Bring it up to a simmer, cover and let it simmer away until the rice is cooked and the liquid is almost all absorbed. Stir every five minutes or so to scrap up any stuck bits on the bottom. It takes between 30 and 45 minutes of simmering, depending on how dry your rice is. Taste it for doneness, you want to make sure that rice is cooked and not crunchy! The dish should be thick but not dry. If it appears dry but the rice is not done - add a half cup of water and continue to cook.
Serve with a dollop of sour cream or Greek yogurt if you want to tone down the heat a shade - it's spicy. If you try it, let me know if you liked it in the comments!
Jambalaya w Sausage, Chicken & Shrimp
Smoked Sausage – slice into coins
Chicken Breasts – cut into 1” chunks
Shrimp - raw, shelled, deveined
Rice – 2 cups uncooked
Chicken Broth – 1 quart
Tomato Paste – small 6 oz can
Tomatoes – whole in the large can with the juice included
Onion – medium large – chopped
Green Pepper – medium large, chopped
Celery – two stalks, chopped finer but not minced
Garlic – between 3 to 5 cloves, minced – can’t have too much in my opinion
Pepper – 1 tsp freshly ground if you can get it
Salt – 1 tsp
Hot Pepper Flakes – ½ tsp (this is optional – it adds a lot of heat)
Paprika – 1 tsp
Turmeric – 1 tsp
Chili Powder – 1 ½ tsp
Louisiana Hot Sauce – 1 to 1 ½ tsp (give four good shakes directly from the bottle)
Worcestershire Sauce – 1 ½ tbsp
Olive Oil – 2 tbsps.
Butter – 2 tbsps.
1. Prepare all ingredients and have them ready to go.

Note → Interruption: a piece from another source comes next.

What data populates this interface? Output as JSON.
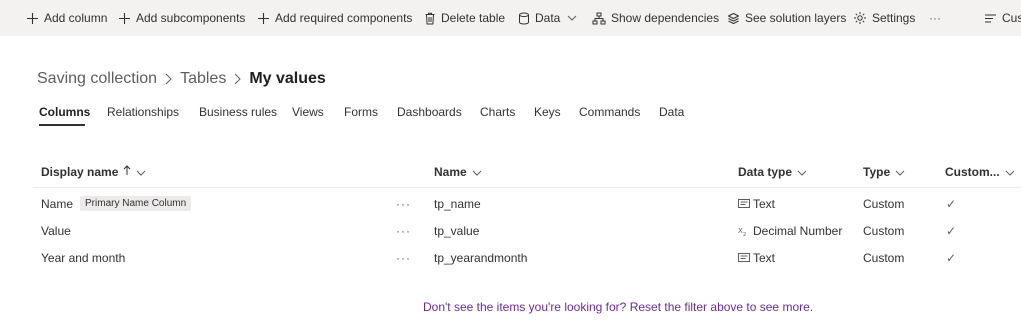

2. Put olive oil in a large pot and add the meats and brown over medium heat – when browned, remove to small bowl. Stir frequently to brown evenly.
3. Add butter, onions, green pepper and celery into the left over oil – give them a shake of salt over the top to start them releasing their juices.
4. Scrap up the brown fond from the bottom of the pot as the veggies cook.
5. When the fond is all scraped up and the veggies are softened, add the garlic. Keep an eye on this or.. nose.. when you can just smell the garlic, add the rice and the dry spices.
6. Turn the rice to cover all of the grains with the oil/butter and cook for about 2 minutes, stirring constantly. This blooms the spices and marries them into the dish.
7. Add the meats back in
8. Add the juice from the whole tomatoes and crush and tear the tomatoes into pieces with your hands, one by one into the pot. Go slowly or the tomatoes will squirt juice at you.
9. Add the tomato paste and mix well – this blooms the paste.
10. Add the broth and wet spices and bring up to a boil.
11. Turn down to a simmer and cover and cook 25 minutes – stirring every 5 minutes or so to keep the rice from burning to the bottom. Scrap your pot frequently with a metal spoon to make sure. Test the rice for doneness, sometimes the rice is dryer than other times and will take longer to soften. Cook until almost all the liquid is gone.
12. When the rice is done, the dish is done!
13. If it is too spicy for your guests, add sour cream/Greek yogurt to taste at the table to bring down the heat a little. Taste first.